* **Your task**
Each line in the data holding "Tage" should be listed.

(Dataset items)
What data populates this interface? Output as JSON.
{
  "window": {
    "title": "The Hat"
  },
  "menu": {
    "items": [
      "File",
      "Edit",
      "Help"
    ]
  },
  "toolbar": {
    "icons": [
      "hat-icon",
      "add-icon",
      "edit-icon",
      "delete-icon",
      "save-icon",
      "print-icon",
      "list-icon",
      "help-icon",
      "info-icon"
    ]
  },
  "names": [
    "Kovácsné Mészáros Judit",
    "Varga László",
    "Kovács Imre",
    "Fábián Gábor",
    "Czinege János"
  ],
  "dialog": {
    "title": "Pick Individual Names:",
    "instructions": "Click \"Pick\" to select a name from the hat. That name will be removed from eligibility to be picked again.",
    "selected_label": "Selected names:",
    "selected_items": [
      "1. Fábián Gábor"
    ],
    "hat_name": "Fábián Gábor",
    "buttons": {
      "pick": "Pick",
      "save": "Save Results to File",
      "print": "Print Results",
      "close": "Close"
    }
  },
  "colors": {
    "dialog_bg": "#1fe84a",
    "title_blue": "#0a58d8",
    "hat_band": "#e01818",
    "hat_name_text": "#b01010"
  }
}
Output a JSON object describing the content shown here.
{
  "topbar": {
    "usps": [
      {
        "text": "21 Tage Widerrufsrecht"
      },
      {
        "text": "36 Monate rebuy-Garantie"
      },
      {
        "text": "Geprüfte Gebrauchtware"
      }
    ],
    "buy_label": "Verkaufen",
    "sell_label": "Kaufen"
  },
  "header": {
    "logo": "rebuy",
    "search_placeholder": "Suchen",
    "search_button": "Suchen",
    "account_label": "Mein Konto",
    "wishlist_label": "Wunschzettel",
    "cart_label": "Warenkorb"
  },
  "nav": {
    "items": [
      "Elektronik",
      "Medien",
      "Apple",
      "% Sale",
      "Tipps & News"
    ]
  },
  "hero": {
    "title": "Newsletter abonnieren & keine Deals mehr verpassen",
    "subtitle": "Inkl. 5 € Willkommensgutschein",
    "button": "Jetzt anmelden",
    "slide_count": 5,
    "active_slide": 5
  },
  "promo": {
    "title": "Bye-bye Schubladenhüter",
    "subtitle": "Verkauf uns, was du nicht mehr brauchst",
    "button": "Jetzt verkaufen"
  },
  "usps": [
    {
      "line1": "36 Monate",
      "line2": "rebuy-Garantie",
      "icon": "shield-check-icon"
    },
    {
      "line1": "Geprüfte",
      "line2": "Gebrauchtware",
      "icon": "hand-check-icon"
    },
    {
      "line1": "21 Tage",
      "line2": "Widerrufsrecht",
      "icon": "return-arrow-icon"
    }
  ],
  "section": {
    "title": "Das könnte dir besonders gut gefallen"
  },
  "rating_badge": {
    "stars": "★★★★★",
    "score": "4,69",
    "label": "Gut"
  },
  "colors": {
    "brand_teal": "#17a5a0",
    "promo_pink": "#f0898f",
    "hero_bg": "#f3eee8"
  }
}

* **Answer section**
        "text": "21 Tage Widerrufsrecht"
      "line1": "21 Tage",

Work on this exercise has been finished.